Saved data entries
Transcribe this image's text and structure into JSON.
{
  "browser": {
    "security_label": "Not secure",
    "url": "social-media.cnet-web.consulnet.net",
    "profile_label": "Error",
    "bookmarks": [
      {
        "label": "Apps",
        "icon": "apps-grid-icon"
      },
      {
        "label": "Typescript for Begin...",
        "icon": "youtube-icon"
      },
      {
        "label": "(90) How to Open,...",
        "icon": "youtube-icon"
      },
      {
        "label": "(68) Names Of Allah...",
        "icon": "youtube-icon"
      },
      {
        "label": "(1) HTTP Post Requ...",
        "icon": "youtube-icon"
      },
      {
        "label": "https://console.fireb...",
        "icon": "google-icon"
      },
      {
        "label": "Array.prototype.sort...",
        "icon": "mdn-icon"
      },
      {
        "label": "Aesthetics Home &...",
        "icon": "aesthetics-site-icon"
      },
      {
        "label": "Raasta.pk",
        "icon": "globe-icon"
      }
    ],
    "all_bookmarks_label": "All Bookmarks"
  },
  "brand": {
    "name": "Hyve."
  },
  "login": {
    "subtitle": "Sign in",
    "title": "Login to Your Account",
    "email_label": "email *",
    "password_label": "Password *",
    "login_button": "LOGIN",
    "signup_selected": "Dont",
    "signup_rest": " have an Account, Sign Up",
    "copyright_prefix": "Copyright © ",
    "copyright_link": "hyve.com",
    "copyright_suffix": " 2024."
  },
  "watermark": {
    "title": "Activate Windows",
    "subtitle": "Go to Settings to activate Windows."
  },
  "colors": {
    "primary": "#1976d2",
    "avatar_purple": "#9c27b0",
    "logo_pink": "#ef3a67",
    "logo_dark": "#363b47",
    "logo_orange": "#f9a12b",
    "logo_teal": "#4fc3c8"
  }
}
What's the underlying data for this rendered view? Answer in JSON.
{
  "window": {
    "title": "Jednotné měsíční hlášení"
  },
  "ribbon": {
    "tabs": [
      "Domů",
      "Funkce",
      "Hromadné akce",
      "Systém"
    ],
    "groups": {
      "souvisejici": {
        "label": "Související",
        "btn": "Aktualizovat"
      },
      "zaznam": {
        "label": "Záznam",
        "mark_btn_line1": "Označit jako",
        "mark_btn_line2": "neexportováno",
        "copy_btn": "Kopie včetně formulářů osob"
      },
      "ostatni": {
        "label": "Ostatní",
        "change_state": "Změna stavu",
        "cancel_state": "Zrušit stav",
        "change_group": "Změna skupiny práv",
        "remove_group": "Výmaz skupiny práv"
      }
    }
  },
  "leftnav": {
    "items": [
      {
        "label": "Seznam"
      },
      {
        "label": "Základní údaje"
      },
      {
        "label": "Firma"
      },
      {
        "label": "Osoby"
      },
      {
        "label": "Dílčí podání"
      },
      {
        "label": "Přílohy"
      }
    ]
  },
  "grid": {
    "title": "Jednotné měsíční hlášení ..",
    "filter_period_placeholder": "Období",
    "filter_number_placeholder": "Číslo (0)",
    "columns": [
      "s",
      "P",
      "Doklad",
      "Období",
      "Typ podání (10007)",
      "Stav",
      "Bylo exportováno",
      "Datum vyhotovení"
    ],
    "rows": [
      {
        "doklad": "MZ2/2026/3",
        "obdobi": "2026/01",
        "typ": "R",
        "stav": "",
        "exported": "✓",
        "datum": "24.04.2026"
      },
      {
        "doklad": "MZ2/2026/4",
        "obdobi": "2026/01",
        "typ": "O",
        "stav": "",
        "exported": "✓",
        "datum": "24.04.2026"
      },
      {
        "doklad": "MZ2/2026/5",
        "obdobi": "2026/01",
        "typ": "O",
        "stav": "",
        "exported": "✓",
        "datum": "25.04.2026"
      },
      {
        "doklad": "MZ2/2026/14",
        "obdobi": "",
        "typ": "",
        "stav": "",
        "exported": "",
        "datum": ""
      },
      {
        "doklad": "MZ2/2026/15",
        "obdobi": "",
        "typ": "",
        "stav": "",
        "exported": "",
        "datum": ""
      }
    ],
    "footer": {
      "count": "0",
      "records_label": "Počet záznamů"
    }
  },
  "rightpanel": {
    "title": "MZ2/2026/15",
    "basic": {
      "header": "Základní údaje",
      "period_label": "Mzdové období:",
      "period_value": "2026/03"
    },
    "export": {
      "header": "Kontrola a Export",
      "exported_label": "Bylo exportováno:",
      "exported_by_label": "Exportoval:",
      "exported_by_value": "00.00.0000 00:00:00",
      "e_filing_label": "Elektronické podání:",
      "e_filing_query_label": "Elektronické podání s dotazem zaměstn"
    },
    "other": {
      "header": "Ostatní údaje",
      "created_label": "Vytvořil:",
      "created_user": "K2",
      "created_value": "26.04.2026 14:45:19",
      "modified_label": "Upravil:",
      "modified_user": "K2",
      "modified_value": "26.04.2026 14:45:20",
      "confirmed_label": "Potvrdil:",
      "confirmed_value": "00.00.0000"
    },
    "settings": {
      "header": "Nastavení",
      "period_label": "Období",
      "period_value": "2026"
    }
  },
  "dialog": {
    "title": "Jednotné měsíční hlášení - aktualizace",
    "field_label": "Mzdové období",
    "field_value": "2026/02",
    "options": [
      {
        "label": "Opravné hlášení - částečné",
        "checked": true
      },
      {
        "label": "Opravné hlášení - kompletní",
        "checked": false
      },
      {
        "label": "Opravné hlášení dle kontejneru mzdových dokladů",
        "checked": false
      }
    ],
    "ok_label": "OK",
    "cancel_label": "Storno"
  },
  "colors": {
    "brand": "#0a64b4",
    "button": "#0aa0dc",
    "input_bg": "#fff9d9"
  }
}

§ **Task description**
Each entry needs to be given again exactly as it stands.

§ **Output**
Transcribe this image's text and structure into JSON.
{
  "browser": {
    "security_label": "Not secure",
    "url": "social-media.cnet-web.consulnet.net",
    "profile_label": "Error",
    "bookmarks": [
      {
        "label": "Apps",
        "icon": "apps-grid-icon"
      },
      {
        "label": "Typescript for Begin...",
        "icon": "youtube-icon"
      },
      {
        "label": "(90) How to Open,...",
        "icon": "youtube-icon"
      },
      {
        "label": "(68) Names Of Allah...",
        "icon": "youtube-icon"
      },
      {
        "label": "(1) HTTP Post Requ...",
        "icon": "youtube-icon"
      },
      {
        "label": "https://console.fireb...",
        "icon": "google-icon"
      },
      {
        "label": "Array.prototype.sort...",
        "icon": "mdn-icon"
      },
      {
        "label": "Aesthetics Home &...",
        "icon": "aesthetics-site-icon"
      },
      {
        "label": "Raasta.pk",
        "icon": "globe-icon"
      }
    ],
    "all_bookmarks_label": "All Bookmarks"
  },
  "brand": {
    "name": "Hyve."
  },
  "login": {
    "subtitle": "Sign in",
    "title": "Login to Your Account",
    "email_label": "email *",
    "password_label": "Password *",
    "login_button": "LOGIN",
    "signup_selected": "Dont",
    "signup_rest": " have an Account, Sign Up",
    "copyright_prefix": "Copyright © ",
    "copyright_link": "hyve.com",
    "copyright_suffix": " 2024."
  },
  "watermark": {
    "title": "Activate Windows",
    "subtitle": "Go to Settings to activate Windows."
  },
  "colors": {
    "primary": "#1976d2",
    "avatar_purple": "#9c27b0",
    "logo_pink": "#ef3a67",
    "logo_dark": "#363b47",
    "logo_orange": "#f9a12b",
    "logo_teal": "#4fc3c8"
  }
}
What's the underlying data for this rendered view? Answer in JSON.
{
  "window": {
    "title": "Jednotné měsíční hlášení"
  },
  "ribbon": {
    "tabs": [
      "Domů",
      "Funkce",
      "Hromadné akce",
      "Systém"
    ],
    "groups": {
      "souvisejici": {
        "label": "Související",
        "btn": "Aktualizovat"
      },
      "zaznam": {
        "label": "Záznam",
        "mark_btn_line1": "Označit jako",
        "mark_btn_line2": "neexportováno",
        "copy_btn": "Kopie včetně formulářů osob"
      },
      "ostatni": {
        "label": "Ostatní",
        "change_state": "Změna stavu",
        "cancel_state": "Zrušit stav",
        "change_group": "Změna skupiny práv",
        "remove_group": "Výmaz skupiny práv"
      }
    }
  },
  "leftnav": {
    "items": [
      {
        "label": "Seznam"
      },
      {
        "label": "Základní údaje"
      },
      {
        "label": "Firma"
      },
      {
        "label": "Osoby"
      },
      {
        "label": "Dílčí podání"
      },
      {
        "label": "Přílohy"
      }
    ]
  },
  "grid": {
    "title": "Jednotné měsíční hlášení ..",
    "filter_period_placeholder": "Období",
    "filter_number_placeholder": "Číslo (0)",
    "columns": [
      "s",
      "P",
      "Doklad",
      "Období",
      "Typ podání (10007)",
      "Stav",
      "Bylo exportováno",
      "Datum vyhotovení"
    ],
    "rows": [
      {
        "doklad": "MZ2/2026/3",
        "obdobi": "2026/01",
        "typ": "R",
        "stav": "",
        "exported": "✓",
        "datum": "24.04.2026"
      },
      {
        "doklad": "MZ2/2026/4",
        "obdobi": "2026/01",
        "typ": "O",
        "stav": "",
        "exported": "✓",
        "datum": "24.04.2026"
      },
      {
        "doklad": "MZ2/2026/5",
        "obdobi": "2026/01",
        "typ": "O",
        "stav": "",
        "exported": "✓",
        "datum": "25.04.2026"
      },
      {
        "doklad": "MZ2/2026/14",
        "obdobi": "",
        "typ": "",
        "stav": "",
        "exported": "",
        "datum": ""
      },
      {
        "doklad": "MZ2/2026/15",
        "obdobi": "",
        "typ": "",
        "stav": "",
        "exported": "",
        "datum": ""
      }
    ],
    "footer": {
      "count": "0",
      "records_label": "Počet záznamů"
    }
  },
  "rightpanel": {
    "title": "MZ2/2026/15",
    "basic": {
      "header": "Základní údaje",
      "period_label": "Mzdové období:",
      "period_value": "2026/03"
    },
    "export": {
      "header": "Kontrola a Export",
      "exported_label": "Bylo exportováno:",
      "exported_by_label": "Exportoval:",
      "exported_by_value": "00.00.0000 00:00:00",
      "e_filing_label": "Elektronické podání:",
      "e_filing_query_label": "Elektronické podání s dotazem zaměstn"
    },
    "other": {
      "header": "Ostatní údaje",
      "created_label": "Vytvořil:",
      "created_user": "K2",
      "created_value": "26.04.2026 14:45:19",
      "modified_label": "Upravil:",
      "modified_user": "K2",
      "modified_value": "26.04.2026 14:45:20",
      "confirmed_label": "Potvrdil:",
      "confirmed_value": "00.00.0000"
    },
    "settings": {
      "header": "Nastavení",
      "period_label": "Období",
      "period_value": "2026"
    }
  },
  "dialog": {
    "title": "Jednotné měsíční hlášení - aktualizace",
    "field_label": "Mzdové období",
    "field_value": "2026/02",
    "options": [
      {
        "label": "Opravné hlášení - částečné",
        "checked": true
      },
      {
        "label": "Opravné hlášení - kompletní",
        "checked": false
      },
      {
        "label": "Opravné hlášení dle kontejneru mzdových dokladů",
        "checked": false
      }
    ],
    "ok_label": "OK",
    "cancel_label": "Storno"
  },
  "colors": {
    "brand": "#0a64b4",
    "button": "#0aa0dc",
    "input_bg": "#fff9d9"
  }
}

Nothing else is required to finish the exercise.